_YOUR OBJECTIVE_
In the entries below, count every line containing "kind". Return the number and nothing else.

━━ RECORDS FOR THE TASK ━━

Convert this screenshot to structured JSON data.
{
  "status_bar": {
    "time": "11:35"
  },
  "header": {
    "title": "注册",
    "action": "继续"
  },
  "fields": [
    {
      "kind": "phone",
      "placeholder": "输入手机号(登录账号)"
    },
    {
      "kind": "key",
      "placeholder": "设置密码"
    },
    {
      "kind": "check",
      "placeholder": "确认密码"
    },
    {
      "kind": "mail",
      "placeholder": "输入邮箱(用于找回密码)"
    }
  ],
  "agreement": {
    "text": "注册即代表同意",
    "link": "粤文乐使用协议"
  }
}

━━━
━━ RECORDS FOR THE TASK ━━

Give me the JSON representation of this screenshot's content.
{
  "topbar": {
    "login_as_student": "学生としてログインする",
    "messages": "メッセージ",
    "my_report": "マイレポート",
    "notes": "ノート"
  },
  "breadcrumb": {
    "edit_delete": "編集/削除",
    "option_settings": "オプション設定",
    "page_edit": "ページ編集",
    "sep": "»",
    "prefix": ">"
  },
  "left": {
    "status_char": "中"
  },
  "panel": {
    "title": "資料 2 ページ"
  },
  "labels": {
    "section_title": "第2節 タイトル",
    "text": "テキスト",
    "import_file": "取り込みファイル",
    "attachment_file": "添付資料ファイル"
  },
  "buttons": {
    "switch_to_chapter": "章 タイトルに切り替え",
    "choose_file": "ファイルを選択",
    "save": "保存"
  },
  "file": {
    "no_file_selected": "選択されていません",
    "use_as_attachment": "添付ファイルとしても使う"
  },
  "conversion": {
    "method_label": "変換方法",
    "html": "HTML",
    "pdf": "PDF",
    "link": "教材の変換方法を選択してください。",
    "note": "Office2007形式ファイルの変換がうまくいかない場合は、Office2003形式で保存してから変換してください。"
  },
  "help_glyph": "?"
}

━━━

_RESULT OF THE EXERCISE_
4